For this task, retype the records below exactly.

□ □ □

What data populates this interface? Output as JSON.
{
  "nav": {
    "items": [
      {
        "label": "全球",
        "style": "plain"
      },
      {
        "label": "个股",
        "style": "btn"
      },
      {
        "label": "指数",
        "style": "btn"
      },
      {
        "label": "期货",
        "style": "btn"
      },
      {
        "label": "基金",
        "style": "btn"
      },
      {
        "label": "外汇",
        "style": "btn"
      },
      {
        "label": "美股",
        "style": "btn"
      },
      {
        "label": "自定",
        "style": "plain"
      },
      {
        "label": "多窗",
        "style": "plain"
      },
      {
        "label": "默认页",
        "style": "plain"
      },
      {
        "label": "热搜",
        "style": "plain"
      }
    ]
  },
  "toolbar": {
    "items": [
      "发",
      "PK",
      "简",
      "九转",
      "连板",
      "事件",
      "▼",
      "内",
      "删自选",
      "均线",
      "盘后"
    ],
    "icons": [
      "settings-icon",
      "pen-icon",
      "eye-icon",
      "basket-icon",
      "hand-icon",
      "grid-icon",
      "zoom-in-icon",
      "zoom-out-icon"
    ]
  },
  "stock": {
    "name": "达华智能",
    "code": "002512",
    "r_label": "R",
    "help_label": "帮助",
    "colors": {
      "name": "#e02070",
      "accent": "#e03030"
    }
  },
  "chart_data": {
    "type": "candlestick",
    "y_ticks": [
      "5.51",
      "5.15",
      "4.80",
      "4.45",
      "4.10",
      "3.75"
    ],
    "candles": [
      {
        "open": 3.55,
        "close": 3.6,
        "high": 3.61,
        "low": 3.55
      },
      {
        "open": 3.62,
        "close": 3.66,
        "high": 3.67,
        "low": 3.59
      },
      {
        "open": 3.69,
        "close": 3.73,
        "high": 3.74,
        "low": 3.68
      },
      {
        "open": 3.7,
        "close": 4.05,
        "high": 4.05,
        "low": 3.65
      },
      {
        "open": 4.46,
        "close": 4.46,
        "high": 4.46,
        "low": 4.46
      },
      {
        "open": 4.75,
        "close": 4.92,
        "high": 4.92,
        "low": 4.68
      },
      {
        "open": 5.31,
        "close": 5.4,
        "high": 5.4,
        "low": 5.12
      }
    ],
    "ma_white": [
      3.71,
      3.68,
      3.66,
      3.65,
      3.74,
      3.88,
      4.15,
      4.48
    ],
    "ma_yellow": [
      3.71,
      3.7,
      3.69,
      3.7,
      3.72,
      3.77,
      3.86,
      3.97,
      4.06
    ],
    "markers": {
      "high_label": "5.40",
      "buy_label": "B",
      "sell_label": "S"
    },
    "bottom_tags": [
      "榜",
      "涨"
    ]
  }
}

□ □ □

◆ Task output
What data populates this interface? Output as JSON.
{
  "nav": {
    "items": [
      {
        "label": "全球",
        "style": "plain"
      },
      {
        "label": "个股",
        "style": "btn"
      },
      {
        "label": "指数",
        "style": "btn"
      },
      {
        "label": "期货",
        "style": "btn"
      },
      {
        "label": "基金",
        "style": "btn"
      },
      {
        "label": "外汇",
        "style": "btn"
      },
      {
        "label": "美股",
        "style": "btn"
      },
      {
        "label": "自定",
        "style": "plain"
      },
      {
        "label": "多窗",
        "style": "plain"
      },
      {
        "label": "默认页",
        "style": "plain"
      },
      {
        "label": "热搜",
        "style": "plain"
      }
    ]
  },
  "toolbar": {
    "items": [
      "发",
      "PK",
      "简",
      "九转",
      "连板",
      "事件",
      "▼",
      "内",
      "删自选",
      "均线",
      "盘后"
    ],
    "icons": [
      "settings-icon",
      "pen-icon",
      "eye-icon",
      "basket-icon",
      "hand-icon",
      "grid-icon",
      "zoom-in-icon",
      "zoom-out-icon"
    ]
  },
  "stock": {
    "name": "达华智能",
    "code": "002512",
    "r_label": "R",
    "help_label": "帮助",
    "colors": {
      "name": "#e02070",
      "accent": "#e03030"
    }
  },
  "chart_data": {
    "type": "candlestick",
    "y_ticks": [
      "5.51",
      "5.15",
      "4.80",
      "4.45",
      "4.10",
      "3.75"
    ],
    "candles": [
      {
        "open": 3.55,
        "close": 3.6,
        "high": 3.61,
        "low": 3.55
      },
      {
        "open": 3.62,
        "close": 3.66,
        "high": 3.67,
        "low": 3.59
      },
      {
        "open": 3.69,
        "close": 3.73,
        "high": 3.74,
        "low": 3.68
      },
      {
        "open": 3.7,
        "close": 4.05,
        "high": 4.05,
        "low": 3.65
      },
      {
        "open": 4.46,
        "close": 4.46,
        "high": 4.46,
        "low": 4.46
      },
      {
        "open": 4.75,
        "close": 4.92,
        "high": 4.92,
        "low": 4.68
      },
      {
        "open": 5.31,
        "close": 5.4,
        "high": 5.4,
        "low": 5.12
      }
    ],
    "ma_white": [
      3.71,
      3.68,
      3.66,
      3.65,
      3.74,
      3.88,
      4.15,
      4.48
    ],
    "ma_yellow": [
      3.71,
      3.7,
      3.69,
      3.7,
      3.72,
      3.77,
      3.86,
      3.97,
      4.06
    ],
    "markers": {
      "high_label": "5.40",
      "buy_label": "B",
      "sell_label": "S"
    },
    "bottom_tags": [
      "榜",
      "涨"
    ]
  }
}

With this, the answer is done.